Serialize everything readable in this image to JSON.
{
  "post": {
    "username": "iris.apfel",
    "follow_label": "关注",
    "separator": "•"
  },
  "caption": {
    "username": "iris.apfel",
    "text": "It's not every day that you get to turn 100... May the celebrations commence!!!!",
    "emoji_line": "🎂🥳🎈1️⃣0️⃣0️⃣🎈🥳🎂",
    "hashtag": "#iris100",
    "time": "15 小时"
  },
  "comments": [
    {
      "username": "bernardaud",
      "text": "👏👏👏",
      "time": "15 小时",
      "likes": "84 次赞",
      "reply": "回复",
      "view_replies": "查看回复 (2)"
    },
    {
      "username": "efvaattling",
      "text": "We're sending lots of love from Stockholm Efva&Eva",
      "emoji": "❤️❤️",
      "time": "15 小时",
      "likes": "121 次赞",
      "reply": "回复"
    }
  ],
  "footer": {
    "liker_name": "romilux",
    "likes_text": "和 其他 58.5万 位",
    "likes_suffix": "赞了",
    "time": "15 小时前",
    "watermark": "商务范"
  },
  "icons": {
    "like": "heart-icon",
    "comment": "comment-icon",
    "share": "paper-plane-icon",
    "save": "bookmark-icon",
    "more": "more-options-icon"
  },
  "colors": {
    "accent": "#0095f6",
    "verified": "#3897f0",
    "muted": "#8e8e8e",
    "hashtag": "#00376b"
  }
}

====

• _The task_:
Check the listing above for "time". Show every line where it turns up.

• _Solution_:
    "time": "15 小时"
      "time": "15 小时",
      "time": "15 小时",
    "time": "15 小时前",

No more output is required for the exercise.